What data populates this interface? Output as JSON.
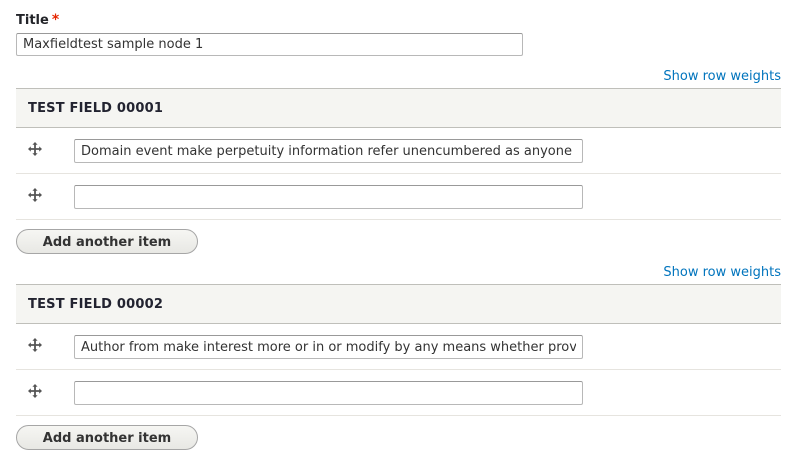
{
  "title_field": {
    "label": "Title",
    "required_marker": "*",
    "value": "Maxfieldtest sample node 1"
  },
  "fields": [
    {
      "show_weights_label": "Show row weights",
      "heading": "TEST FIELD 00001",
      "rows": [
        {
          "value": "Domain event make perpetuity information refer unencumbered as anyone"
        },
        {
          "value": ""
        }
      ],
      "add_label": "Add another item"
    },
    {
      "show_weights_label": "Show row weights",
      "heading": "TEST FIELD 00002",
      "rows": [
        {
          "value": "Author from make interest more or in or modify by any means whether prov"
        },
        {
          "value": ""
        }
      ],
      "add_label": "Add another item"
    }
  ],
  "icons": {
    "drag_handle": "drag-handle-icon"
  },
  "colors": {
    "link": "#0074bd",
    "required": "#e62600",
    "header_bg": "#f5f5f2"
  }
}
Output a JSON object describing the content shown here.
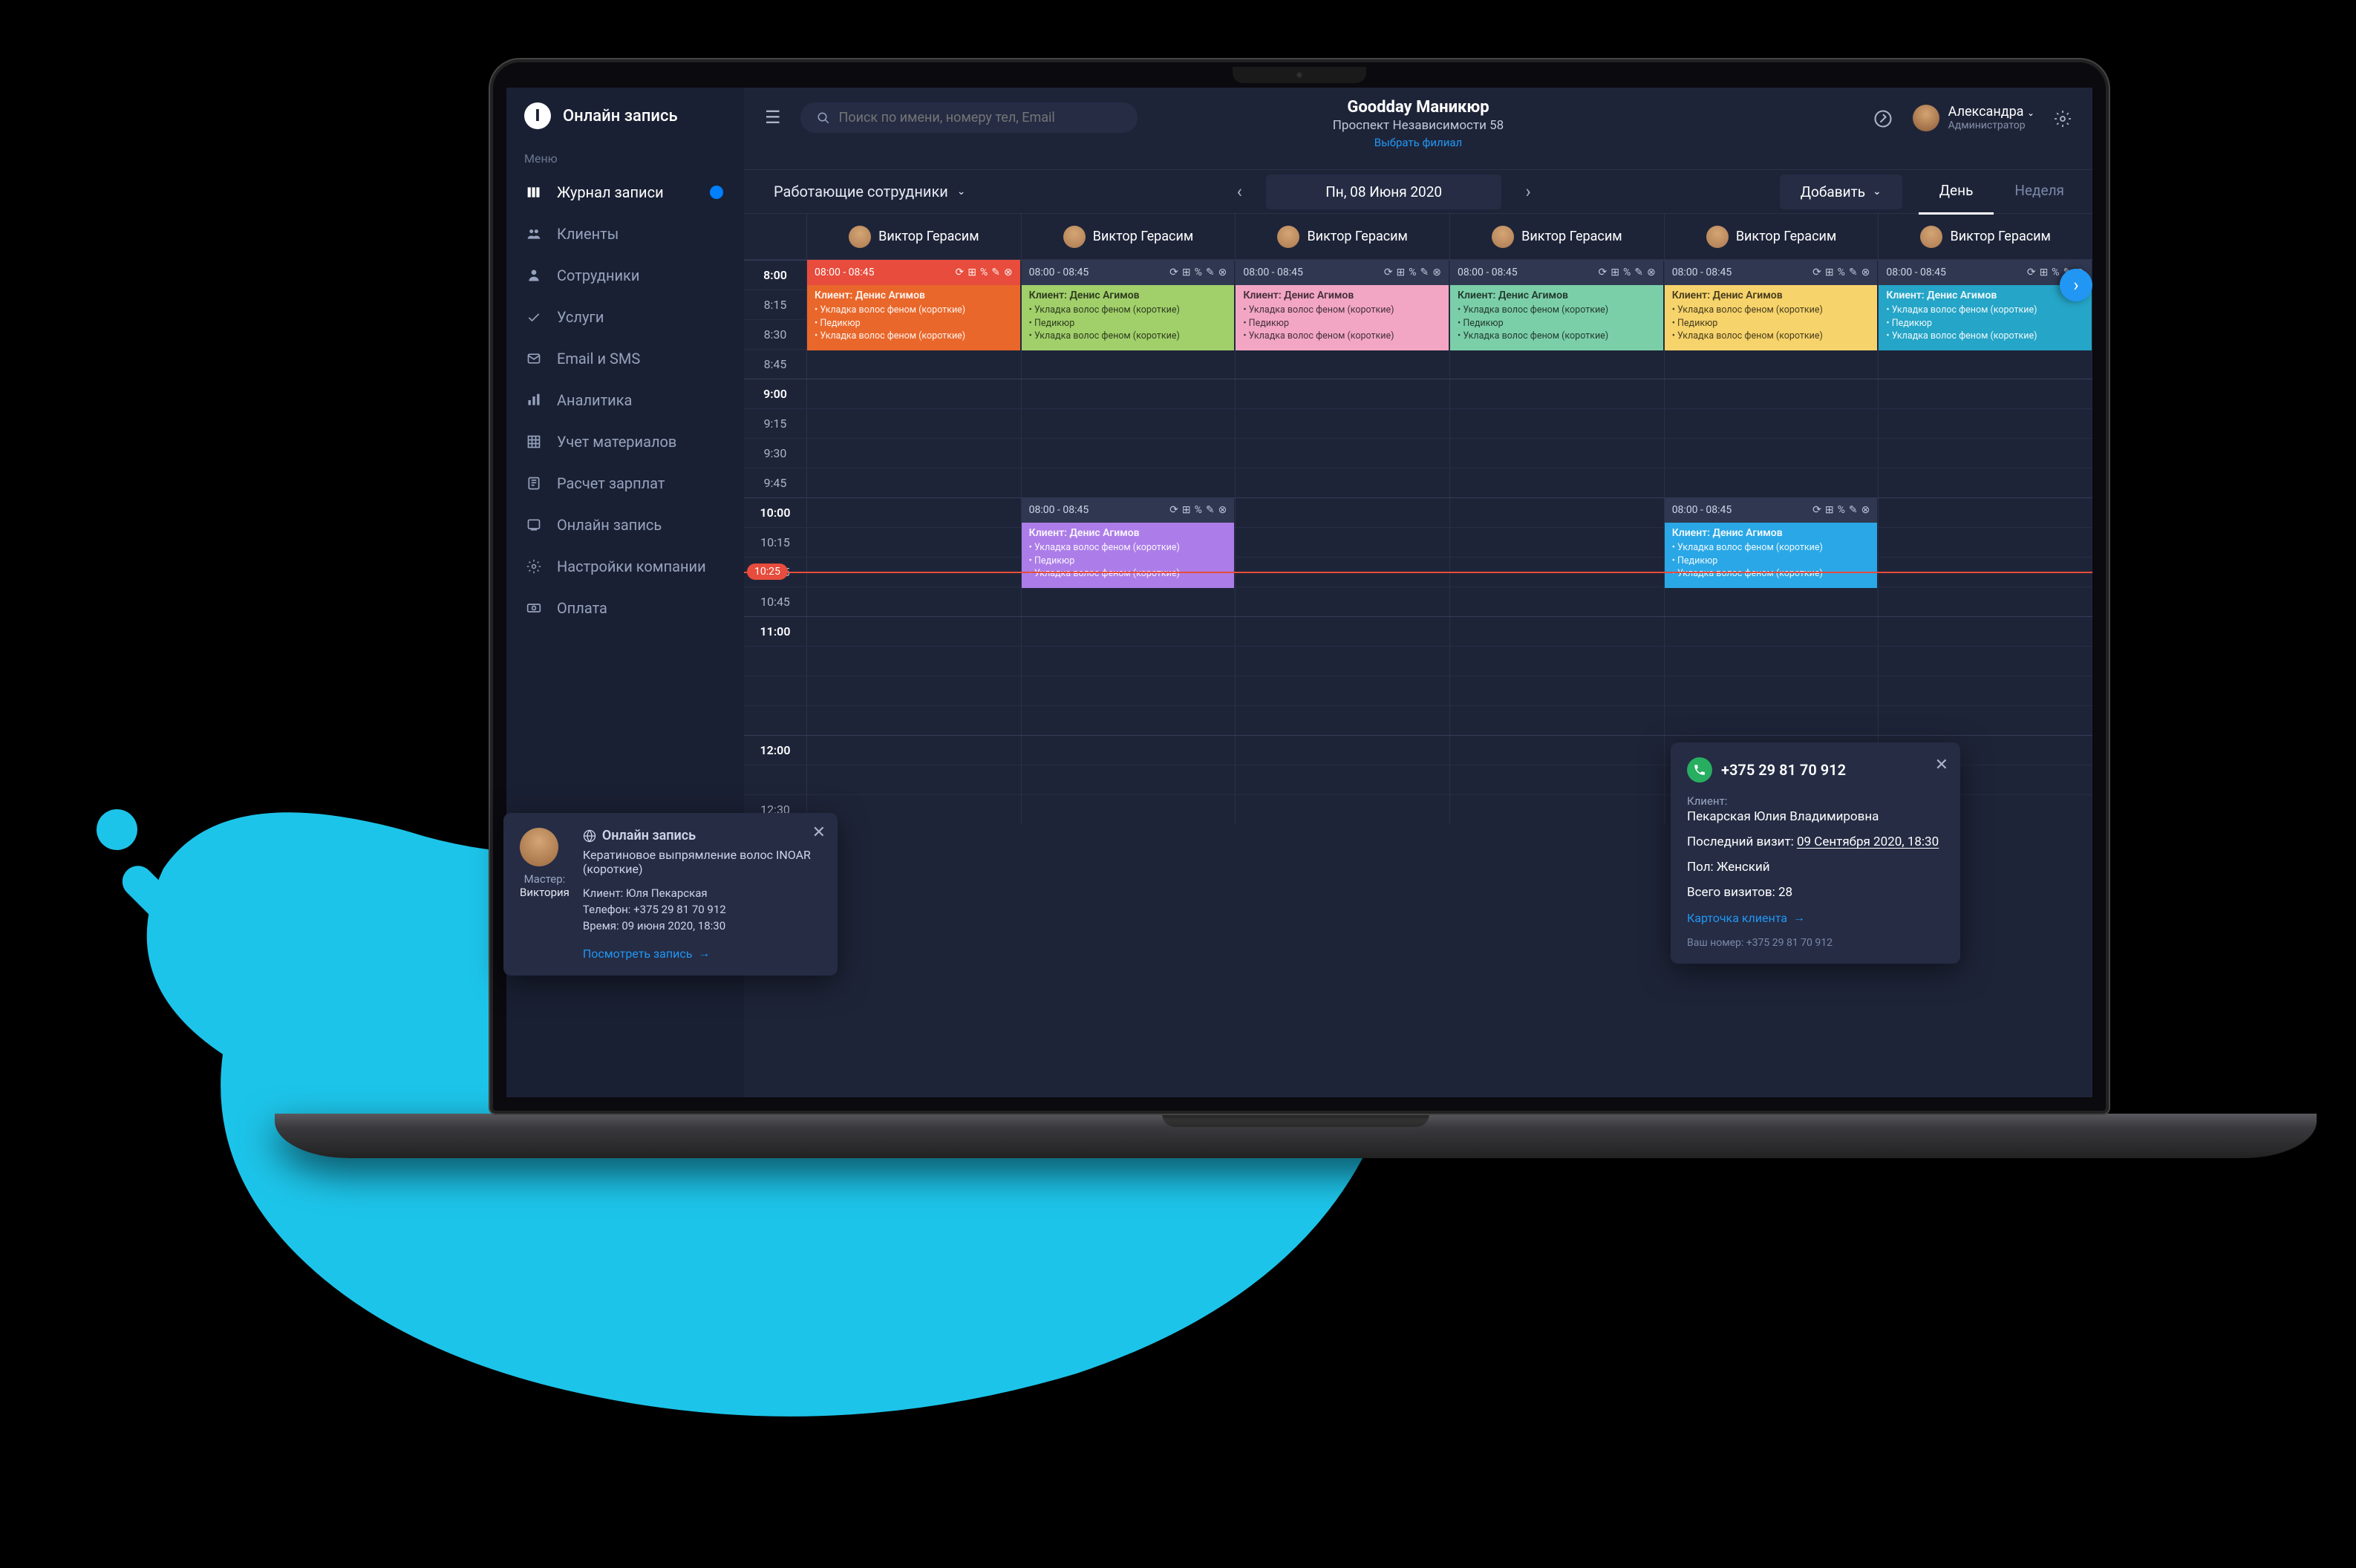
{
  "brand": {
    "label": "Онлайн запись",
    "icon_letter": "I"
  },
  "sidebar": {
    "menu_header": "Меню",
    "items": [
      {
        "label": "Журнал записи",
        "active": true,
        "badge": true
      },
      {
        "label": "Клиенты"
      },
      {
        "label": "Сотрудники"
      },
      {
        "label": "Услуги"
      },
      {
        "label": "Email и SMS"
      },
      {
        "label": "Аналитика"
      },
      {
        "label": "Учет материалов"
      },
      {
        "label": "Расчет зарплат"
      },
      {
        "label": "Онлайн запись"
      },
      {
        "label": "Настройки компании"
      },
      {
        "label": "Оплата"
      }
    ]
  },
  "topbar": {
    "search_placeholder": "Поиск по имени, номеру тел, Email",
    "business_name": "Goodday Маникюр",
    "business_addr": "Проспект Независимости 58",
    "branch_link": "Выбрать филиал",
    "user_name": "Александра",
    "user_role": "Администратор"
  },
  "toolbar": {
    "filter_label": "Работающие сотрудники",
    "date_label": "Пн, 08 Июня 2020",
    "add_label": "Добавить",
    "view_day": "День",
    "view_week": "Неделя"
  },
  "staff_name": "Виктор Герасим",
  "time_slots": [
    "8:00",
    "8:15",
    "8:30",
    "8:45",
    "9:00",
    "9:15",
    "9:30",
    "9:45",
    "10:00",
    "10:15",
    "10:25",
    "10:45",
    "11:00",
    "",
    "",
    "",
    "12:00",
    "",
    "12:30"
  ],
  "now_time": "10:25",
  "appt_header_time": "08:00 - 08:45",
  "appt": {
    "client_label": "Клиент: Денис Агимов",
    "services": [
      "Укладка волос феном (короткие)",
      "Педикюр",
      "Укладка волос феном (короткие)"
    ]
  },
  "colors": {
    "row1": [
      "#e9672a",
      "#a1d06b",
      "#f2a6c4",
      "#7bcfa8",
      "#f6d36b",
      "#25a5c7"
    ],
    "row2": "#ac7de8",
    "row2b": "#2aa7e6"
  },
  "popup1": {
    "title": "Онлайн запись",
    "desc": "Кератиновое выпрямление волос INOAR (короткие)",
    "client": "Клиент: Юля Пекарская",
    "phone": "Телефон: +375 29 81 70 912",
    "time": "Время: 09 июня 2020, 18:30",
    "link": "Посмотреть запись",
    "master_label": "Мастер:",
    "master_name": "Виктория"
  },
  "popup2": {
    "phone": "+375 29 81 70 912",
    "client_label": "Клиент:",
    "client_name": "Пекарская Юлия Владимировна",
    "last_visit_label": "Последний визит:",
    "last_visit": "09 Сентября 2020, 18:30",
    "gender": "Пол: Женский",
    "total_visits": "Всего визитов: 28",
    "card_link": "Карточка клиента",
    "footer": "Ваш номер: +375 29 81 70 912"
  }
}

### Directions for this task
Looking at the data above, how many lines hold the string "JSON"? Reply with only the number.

### Answer section
2